### PROVIDED DATA
⟨

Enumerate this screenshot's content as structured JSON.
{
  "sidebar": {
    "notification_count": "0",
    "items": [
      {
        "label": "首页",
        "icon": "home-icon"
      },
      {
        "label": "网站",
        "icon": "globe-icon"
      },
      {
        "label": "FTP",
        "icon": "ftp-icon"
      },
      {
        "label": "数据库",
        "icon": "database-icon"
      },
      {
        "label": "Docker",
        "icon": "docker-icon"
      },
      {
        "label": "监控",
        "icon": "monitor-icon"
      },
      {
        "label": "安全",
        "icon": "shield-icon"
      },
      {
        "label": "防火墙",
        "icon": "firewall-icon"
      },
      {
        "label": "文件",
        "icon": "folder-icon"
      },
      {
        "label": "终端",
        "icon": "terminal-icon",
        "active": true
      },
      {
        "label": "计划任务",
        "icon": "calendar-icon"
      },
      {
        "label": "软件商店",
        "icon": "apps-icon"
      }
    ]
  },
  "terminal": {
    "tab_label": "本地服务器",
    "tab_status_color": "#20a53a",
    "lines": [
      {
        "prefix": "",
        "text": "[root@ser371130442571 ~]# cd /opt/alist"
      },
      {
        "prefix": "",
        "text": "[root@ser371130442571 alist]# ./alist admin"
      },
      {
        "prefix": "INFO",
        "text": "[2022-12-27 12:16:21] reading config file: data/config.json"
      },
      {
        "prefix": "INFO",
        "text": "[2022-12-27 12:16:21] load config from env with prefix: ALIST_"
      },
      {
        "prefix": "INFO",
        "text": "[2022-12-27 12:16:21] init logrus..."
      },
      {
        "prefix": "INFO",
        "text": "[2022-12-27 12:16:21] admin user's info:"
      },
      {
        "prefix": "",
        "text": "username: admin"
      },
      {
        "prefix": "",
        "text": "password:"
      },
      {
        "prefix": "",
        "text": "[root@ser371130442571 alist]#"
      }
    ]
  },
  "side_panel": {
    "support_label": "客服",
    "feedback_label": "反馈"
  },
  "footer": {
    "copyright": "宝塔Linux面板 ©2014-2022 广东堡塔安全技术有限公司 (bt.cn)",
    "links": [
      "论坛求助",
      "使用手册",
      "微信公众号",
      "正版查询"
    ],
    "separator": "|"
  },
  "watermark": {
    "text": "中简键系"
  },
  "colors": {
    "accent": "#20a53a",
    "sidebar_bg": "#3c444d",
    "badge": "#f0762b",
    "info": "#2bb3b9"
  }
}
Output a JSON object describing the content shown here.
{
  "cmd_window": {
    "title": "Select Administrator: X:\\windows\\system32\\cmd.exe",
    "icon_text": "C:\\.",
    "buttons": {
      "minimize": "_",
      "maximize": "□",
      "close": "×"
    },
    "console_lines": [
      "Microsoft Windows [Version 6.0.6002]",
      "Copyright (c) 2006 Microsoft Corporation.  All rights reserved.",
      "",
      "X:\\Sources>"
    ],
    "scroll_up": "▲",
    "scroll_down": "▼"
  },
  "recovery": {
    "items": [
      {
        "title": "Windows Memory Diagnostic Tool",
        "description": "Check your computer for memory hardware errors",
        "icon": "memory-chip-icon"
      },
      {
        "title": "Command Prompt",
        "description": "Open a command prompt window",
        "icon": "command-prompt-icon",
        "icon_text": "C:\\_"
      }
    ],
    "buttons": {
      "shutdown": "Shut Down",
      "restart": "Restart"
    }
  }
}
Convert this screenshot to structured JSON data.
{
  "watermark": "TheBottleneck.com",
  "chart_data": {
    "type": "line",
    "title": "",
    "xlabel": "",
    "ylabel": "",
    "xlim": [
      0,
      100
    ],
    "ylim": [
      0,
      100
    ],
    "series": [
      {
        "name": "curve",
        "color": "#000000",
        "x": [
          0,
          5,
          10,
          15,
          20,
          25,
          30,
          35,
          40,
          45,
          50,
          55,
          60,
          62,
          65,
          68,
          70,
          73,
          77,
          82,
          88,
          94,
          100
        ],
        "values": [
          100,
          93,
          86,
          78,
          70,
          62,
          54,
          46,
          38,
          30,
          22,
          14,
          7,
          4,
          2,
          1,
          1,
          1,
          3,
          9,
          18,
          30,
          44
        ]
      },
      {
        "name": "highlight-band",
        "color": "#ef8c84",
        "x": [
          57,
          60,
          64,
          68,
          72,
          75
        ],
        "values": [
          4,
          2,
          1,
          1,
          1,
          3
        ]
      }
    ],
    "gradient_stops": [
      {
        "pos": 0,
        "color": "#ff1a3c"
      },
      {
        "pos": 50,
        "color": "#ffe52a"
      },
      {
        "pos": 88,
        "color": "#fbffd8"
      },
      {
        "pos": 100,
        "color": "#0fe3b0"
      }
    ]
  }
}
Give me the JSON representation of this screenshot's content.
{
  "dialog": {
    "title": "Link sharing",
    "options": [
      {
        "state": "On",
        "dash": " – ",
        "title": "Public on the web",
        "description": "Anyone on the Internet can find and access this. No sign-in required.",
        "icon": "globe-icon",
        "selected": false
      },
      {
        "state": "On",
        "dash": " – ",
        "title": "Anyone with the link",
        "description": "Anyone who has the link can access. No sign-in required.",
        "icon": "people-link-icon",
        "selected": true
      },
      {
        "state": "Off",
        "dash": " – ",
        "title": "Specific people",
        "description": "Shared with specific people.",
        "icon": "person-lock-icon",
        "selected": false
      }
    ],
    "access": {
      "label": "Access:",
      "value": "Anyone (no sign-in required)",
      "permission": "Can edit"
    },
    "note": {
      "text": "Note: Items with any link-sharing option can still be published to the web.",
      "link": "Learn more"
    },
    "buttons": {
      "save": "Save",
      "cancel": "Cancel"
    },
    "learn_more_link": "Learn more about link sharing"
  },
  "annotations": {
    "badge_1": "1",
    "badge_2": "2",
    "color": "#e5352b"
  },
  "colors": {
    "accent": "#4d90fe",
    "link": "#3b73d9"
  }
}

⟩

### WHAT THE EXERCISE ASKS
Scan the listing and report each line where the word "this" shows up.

### YOUR RESPONSE
Enumerate this screenshot's content as structured JSON.
Convert this screenshot to structured JSON data.
Give me the JSON representation of this screenshot's content.
        "description": "Anyone on the Internet can find and access this. No sign-in required.",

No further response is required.